interaction analysis was the child’s lack of conceptual
understanding, making it difficult, for instance, the
comprehension of a matching exercise asking to relate
animals and places because of the lack of knowledge
children had of the different natural habitats.



Main Interaction



Roll Over
Double Click (Long pause)

Double Click

Double Click - move
Double Click – move - Double Click
Double Click
Click – move

Drag and Drop

Click – move - Click
Drag and Drop

Thus, once the new interaction variants had been
designed and programmed, our research went back to the
preschool classroom, to evaluate how they work with young
learners and whether instructors may need to return to
refining requirements, or if they can continue with the prearranged interaction. It is our purpose that the evaluation
ensures, as far as possible, that the final product meet early
learner’s needs and usability parameters.
C. Mouse adaptation: interaction results
On returning to the same pre-school classrooms, we set
out to field test mouse management with computer games by
incorporating the newly created interaction types in the tasks
to be undertaken by the sample target group. In this case, the
overall number of children participating in the research was
60, distributed as follows: 14 three-year-old children (23%);
27 four-year-old children (46.7%), and; 19 five-year-old
children (28.3%).
Several study sessions were developed between
November 2007 and January 2008, using an adaptive version
of the hypermedia system with the first three units (Hello!,
The Body and My Family). The children started with basic
interaction activities (point and click), moving gradually on
to double click activities and drag and drop movements. The
key aspect of the adaptive version is to provide progressive
training with the mouse, enabling users to advance within the
lessons at their own pace, depending on the progressive
Figure 3 shows, in general terms, the percentage of
children that have problems with the use of the mouse
according to age level, and compares the results obtained in
the preliminary study (in grey) with the adaptive solution of
intermediate mouse variations introduced in this phase.

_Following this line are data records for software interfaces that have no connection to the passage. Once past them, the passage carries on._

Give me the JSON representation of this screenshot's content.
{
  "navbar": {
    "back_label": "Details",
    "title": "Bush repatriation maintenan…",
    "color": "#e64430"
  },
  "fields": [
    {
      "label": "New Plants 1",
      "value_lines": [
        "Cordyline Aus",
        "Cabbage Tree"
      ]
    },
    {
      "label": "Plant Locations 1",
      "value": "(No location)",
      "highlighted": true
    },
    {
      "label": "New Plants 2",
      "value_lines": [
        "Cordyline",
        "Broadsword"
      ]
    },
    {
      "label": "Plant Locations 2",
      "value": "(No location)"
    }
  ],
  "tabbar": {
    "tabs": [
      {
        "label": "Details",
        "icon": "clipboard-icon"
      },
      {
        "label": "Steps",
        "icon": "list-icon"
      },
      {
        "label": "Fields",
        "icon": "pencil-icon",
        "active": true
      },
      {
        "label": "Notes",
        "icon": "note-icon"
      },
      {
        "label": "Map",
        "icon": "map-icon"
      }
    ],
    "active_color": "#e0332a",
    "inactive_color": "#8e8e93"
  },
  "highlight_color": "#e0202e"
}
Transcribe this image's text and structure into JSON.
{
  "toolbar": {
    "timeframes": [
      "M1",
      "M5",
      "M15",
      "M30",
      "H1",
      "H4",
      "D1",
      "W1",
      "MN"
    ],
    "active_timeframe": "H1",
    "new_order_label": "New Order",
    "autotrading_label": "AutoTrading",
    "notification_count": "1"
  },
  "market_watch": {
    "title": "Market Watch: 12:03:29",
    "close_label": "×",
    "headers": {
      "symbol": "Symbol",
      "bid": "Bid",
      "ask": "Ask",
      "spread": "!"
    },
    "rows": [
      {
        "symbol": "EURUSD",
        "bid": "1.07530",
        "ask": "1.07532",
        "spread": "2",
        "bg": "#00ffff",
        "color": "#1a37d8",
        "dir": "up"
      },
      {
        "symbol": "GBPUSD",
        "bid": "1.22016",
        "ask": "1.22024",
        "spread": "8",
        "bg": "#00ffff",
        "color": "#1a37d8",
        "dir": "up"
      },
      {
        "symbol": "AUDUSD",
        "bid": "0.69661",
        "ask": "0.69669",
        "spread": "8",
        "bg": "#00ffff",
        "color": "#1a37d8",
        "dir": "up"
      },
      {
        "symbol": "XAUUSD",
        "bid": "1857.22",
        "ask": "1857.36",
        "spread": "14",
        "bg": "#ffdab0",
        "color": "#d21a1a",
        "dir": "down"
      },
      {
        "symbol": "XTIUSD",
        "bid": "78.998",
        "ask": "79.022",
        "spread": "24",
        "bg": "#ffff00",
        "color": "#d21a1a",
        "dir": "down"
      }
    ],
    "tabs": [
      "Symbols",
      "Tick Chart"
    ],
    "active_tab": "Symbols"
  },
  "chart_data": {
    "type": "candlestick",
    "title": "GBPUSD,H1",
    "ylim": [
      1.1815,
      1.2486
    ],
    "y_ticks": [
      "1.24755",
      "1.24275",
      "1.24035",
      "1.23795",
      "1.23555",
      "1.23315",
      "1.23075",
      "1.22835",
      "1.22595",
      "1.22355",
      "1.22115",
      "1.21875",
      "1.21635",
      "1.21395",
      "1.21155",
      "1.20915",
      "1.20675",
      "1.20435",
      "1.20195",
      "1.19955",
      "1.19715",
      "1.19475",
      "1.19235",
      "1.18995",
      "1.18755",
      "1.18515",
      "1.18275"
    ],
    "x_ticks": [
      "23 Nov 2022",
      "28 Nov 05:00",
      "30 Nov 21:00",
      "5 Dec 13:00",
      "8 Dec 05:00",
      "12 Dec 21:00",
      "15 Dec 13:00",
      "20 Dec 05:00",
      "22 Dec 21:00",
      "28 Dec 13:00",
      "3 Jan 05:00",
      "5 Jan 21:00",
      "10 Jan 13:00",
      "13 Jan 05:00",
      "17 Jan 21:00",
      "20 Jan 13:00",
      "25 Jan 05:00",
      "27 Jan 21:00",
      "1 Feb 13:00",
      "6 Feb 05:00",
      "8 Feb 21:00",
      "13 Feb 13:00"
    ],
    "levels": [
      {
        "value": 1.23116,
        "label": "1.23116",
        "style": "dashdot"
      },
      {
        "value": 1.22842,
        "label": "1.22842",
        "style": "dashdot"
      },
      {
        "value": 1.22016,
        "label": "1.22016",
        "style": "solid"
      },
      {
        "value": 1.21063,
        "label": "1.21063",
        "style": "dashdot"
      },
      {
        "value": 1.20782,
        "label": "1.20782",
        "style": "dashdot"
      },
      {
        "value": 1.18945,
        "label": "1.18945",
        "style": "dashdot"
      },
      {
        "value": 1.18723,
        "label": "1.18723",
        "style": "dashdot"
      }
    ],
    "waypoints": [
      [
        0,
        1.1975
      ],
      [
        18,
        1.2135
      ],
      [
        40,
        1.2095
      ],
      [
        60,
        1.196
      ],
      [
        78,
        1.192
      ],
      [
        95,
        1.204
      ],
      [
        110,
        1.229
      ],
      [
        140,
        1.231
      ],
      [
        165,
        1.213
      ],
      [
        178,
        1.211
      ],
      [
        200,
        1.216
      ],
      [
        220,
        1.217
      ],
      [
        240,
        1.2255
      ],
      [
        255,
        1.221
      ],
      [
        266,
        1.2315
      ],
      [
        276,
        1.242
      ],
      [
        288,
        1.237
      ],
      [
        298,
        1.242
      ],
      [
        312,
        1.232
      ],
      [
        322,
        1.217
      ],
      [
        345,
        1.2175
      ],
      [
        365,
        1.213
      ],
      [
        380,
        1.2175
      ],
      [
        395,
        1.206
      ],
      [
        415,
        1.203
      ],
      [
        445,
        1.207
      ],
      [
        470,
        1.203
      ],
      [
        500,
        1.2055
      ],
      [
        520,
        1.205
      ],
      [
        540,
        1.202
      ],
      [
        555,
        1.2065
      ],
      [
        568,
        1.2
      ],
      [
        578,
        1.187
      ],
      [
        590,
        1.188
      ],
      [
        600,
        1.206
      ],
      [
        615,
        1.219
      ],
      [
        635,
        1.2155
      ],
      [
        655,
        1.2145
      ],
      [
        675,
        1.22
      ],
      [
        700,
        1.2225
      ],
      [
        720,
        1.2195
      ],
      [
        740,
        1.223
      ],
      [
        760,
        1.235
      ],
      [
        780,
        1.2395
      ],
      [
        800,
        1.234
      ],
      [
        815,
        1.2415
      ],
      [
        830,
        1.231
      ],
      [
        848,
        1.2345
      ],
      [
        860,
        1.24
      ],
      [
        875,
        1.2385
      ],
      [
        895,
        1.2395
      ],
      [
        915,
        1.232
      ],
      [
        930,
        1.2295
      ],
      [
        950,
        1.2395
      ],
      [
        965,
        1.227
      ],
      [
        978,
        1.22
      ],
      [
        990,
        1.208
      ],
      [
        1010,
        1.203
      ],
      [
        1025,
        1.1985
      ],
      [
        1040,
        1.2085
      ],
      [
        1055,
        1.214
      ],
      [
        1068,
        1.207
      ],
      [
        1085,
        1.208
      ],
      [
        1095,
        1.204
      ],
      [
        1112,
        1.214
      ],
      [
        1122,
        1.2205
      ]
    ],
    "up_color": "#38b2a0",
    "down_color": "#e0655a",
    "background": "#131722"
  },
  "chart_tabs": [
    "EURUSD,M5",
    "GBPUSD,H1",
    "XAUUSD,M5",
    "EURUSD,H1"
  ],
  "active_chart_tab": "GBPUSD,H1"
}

B. Finding solutions
Based on the results of the preliminary study shown
above, it seems clear that mouse operations can be
complicated for children, showing, among other conclusions,
that proper training is needed, mainly with all those who
have no previous experience in the use of computers. For this
reason, adapting the use of the mouse, the introduction of
intermediate variations from the 3 general types were
decided upon as follows in table I.
Through the adaptation and the intermediate variation,
we will customize the student’s interaction with the
educational games, starting first with all the variants
included in a click interaction type (point /roll over and
click) and introducing gradually drag and drop and double
clicking interactions as children increase their dexterity with
the mouse. The tool is basically run via the integration of a
tutoring system connected to a hypermedia setting so that
users may advance within the units and games at their own
These different interactions (main types and variations)
are subsequently introduced into the different games, so
depending on the type of activity children can practise each
skill gradually, easier at first and more complicated later.
The new types of interaction need to adapt to the educational
level of the children involved in order to promote
progressive learning in handling the mouse.